--- Your task ---
Pictures aside, reproduce exactly and only the lines below, starting at the one containing "Give me the" and ending at the last line.

--- Data about app and page elements ---
+===+
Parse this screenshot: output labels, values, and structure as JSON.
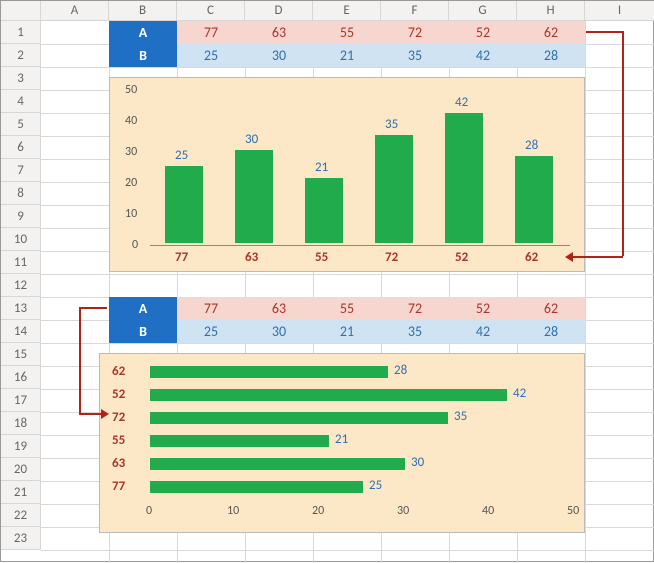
{
  "columns": [
    "A",
    "B",
    "C",
    "D",
    "E",
    "F",
    "G",
    "H",
    "I"
  ],
  "rows_visible": 23,
  "top_table": {
    "headerA": "A",
    "headerB": "B",
    "rowA": [
      77,
      63,
      55,
      72,
      52,
      62
    ],
    "rowB": [
      25,
      30,
      21,
      35,
      42,
      28
    ]
  },
  "bottom_table": {
    "headerA": "A",
    "headerB": "B",
    "rowA": [
      77,
      63,
      55,
      72,
      52,
      62
    ],
    "rowB": [
      25,
      30,
      21,
      35,
      42,
      28
    ]
  },
  "chart_data": [
    {
      "type": "bar",
      "orientation": "vertical",
      "categories": [
        77,
        63,
        55,
        72,
        52,
        62
      ],
      "values": [
        25,
        30,
        21,
        35,
        42,
        28
      ],
      "ylim": [
        0,
        50
      ],
      "yticks": [
        0,
        10,
        20,
        30,
        40,
        50
      ],
      "data_labels": true,
      "bar_color": "#21ab4c",
      "plot_bg": "#fce7c7"
    },
    {
      "type": "bar",
      "orientation": "horizontal",
      "categories": [
        62,
        52,
        72,
        55,
        63,
        77
      ],
      "values": [
        28,
        42,
        35,
        21,
        30,
        25
      ],
      "xlim": [
        0,
        50
      ],
      "xticks": [
        0,
        10,
        20,
        30,
        40,
        50
      ],
      "data_labels": true,
      "bar_color": "#21ab4c",
      "plot_bg": "#fce7c7"
    }
  ]
}
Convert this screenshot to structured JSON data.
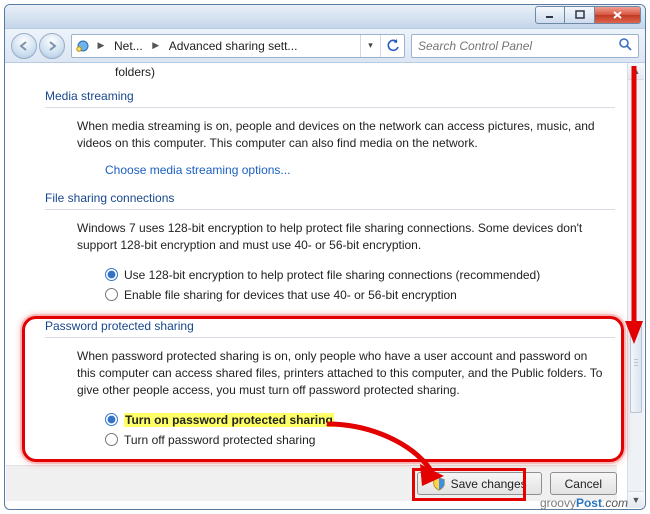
{
  "breadcrumb": {
    "seg1": "Net...",
    "seg2": "Advanced sharing sett..."
  },
  "search": {
    "placeholder": "Search Control Panel"
  },
  "top_fragment": "folders)",
  "media": {
    "heading": "Media streaming",
    "para": "When media streaming is on, people and devices on the network can access pictures, music, and videos on this computer. This computer can also find media on the network.",
    "link": "Choose media streaming options..."
  },
  "fileconn": {
    "heading": "File sharing connections",
    "para": "Windows 7 uses 128-bit encryption to help protect file sharing connections. Some devices don't support 128-bit encryption and must use 40- or 56-bit encryption.",
    "opt1": "Use 128-bit encryption to help protect file sharing connections (recommended)",
    "opt2": "Enable file sharing for devices that use 40- or 56-bit encryption"
  },
  "pps": {
    "heading": "Password protected sharing",
    "para": "When password protected sharing is on, only people who have a user account and password on this computer can access shared files, printers attached to this computer, and the Public folders. To give other people access, you must turn off password protected sharing.",
    "opt1": "Turn on password protected sharing",
    "opt2": "Turn off password protected sharing"
  },
  "buttons": {
    "save": "Save changes",
    "cancel": "Cancel"
  },
  "watermark": {
    "brand1": "groovy",
    "brand2": "Post",
    "suffix": ".com"
  }
}
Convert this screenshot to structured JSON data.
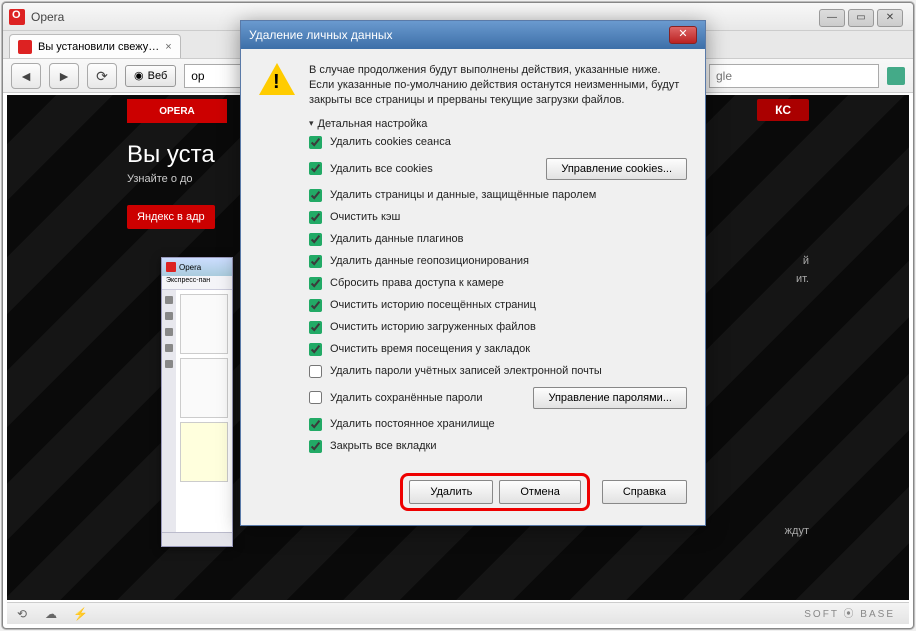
{
  "app": {
    "title": "Opera"
  },
  "win_controls": {
    "min": "—",
    "max": "▭",
    "close": "✕"
  },
  "tab": {
    "label": "Вы установили свежу…",
    "close": "×"
  },
  "toolbar": {
    "back": "◄",
    "fwd": "►",
    "reload": "⟳",
    "web_btn": "Веб",
    "addr_value": "op",
    "search_placeholder": "gle"
  },
  "page": {
    "logo": "OPERA",
    "hero": "Вы уста",
    "sub": "Узнайте о до",
    "yandex_btn": "Яндекс в адр",
    "badge": "КС",
    "side_frag1": "й",
    "side_frag2": "ит.",
    "side_frag3": "ждут"
  },
  "mini": {
    "title": "Opera",
    "tab": "Экспресс-пан"
  },
  "dialog": {
    "title": "Удаление личных данных",
    "msg": "В случае продолжения будут выполнены действия, указанные ниже. Если указанные по-умолчанию действия останутся неизменными, будут закрыты все страницы и прерваны текущие загрузки файлов.",
    "disclosure": "Детальная настройка",
    "cookies_mgmt": "Управление cookies...",
    "passwords_mgmt": "Управление паролями...",
    "options": [
      {
        "label": "Удалить cookies сеанса",
        "checked": true
      },
      {
        "label": "Удалить все cookies",
        "checked": true
      },
      {
        "label": "Удалить страницы и данные, защищённые паролем",
        "checked": true
      },
      {
        "label": "Очистить кэш",
        "checked": true
      },
      {
        "label": "Удалить данные плагинов",
        "checked": true
      },
      {
        "label": "Удалить данные геопозиционирования",
        "checked": true
      },
      {
        "label": "Сбросить права доступа к камере",
        "checked": true
      },
      {
        "label": "Очистить историю посещённых страниц",
        "checked": true
      },
      {
        "label": "Очистить историю загруженных файлов",
        "checked": true
      },
      {
        "label": "Очистить время посещения у закладок",
        "checked": true
      },
      {
        "label": "Удалить пароли учётных записей электронной почты",
        "checked": false
      },
      {
        "label": "Удалить сохранённые пароли",
        "checked": false
      },
      {
        "label": "Удалить постоянное хранилище",
        "checked": true
      },
      {
        "label": "Закрыть все вкладки",
        "checked": true
      }
    ],
    "btn_delete": "Удалить",
    "btn_cancel": "Отмена",
    "btn_help": "Справка"
  },
  "watermark": "SOFT ⦿ BASE"
}
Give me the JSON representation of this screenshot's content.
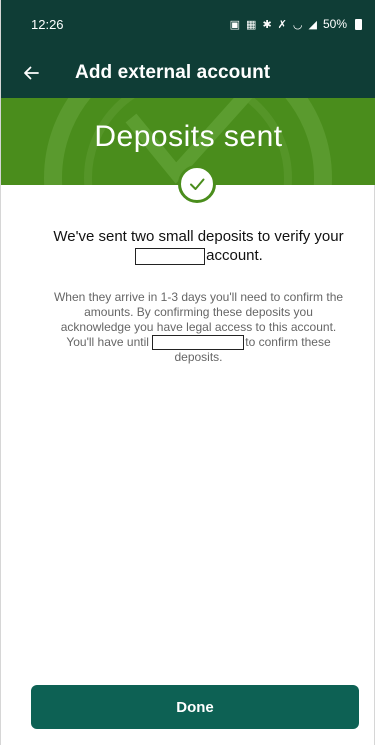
{
  "status_bar": {
    "time": "12:26",
    "icons": [
      "nfc-icon",
      "notification-icon",
      "bluetooth-icon",
      "mute-icon",
      "wifi-icon",
      "signal-icon"
    ],
    "battery": "50%"
  },
  "app_bar": {
    "title": "Add external account"
  },
  "hero": {
    "title": "Deposits sent"
  },
  "content": {
    "headline_part1": "We've sent two small deposits to verify your",
    "headline_part2": "account.",
    "body_part1": "When they arrive in 1-3 days you'll need to confirm the amounts. By confirming these deposits you acknowledge you have legal access to this account. You'll have until",
    "body_part2": "to confirm these deposits."
  },
  "actions": {
    "done_label": "Done"
  },
  "colors": {
    "header_bg": "#0f3d36",
    "hero_bg": "#4a8d1c",
    "button_bg": "#0d6154"
  }
}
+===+
--- Answer to the exercise ---
Give me the JSON representation of this screenshot's content.
{
  "status_bar": {
    "time": "12:26",
    "icons": [
      "nfc-icon",
      "notification-icon",
      "bluetooth-icon",
      "mute-icon",
      "wifi-icon",
      "signal-icon"
    ],
    "battery": "50%"
  },
  "app_bar": {
    "title": "Add external account"
  },
  "hero": {
    "title": "Deposits sent"
  },
  "content": {
    "headline_part1": "We've sent two small deposits to verify your",
    "headline_part2": "account.",
    "body_part1": "When they arrive in 1-3 days you'll need to confirm the amounts. By confirming these deposits you acknowledge you have legal access to this account. You'll have until",
    "body_part2": "to confirm these deposits."
  },
  "actions": {
    "done_label": "Done"
  },
  "colors": {
    "header_bg": "#0f3d36",
    "hero_bg": "#4a8d1c",
    "button_bg": "#0d6154"
  }
}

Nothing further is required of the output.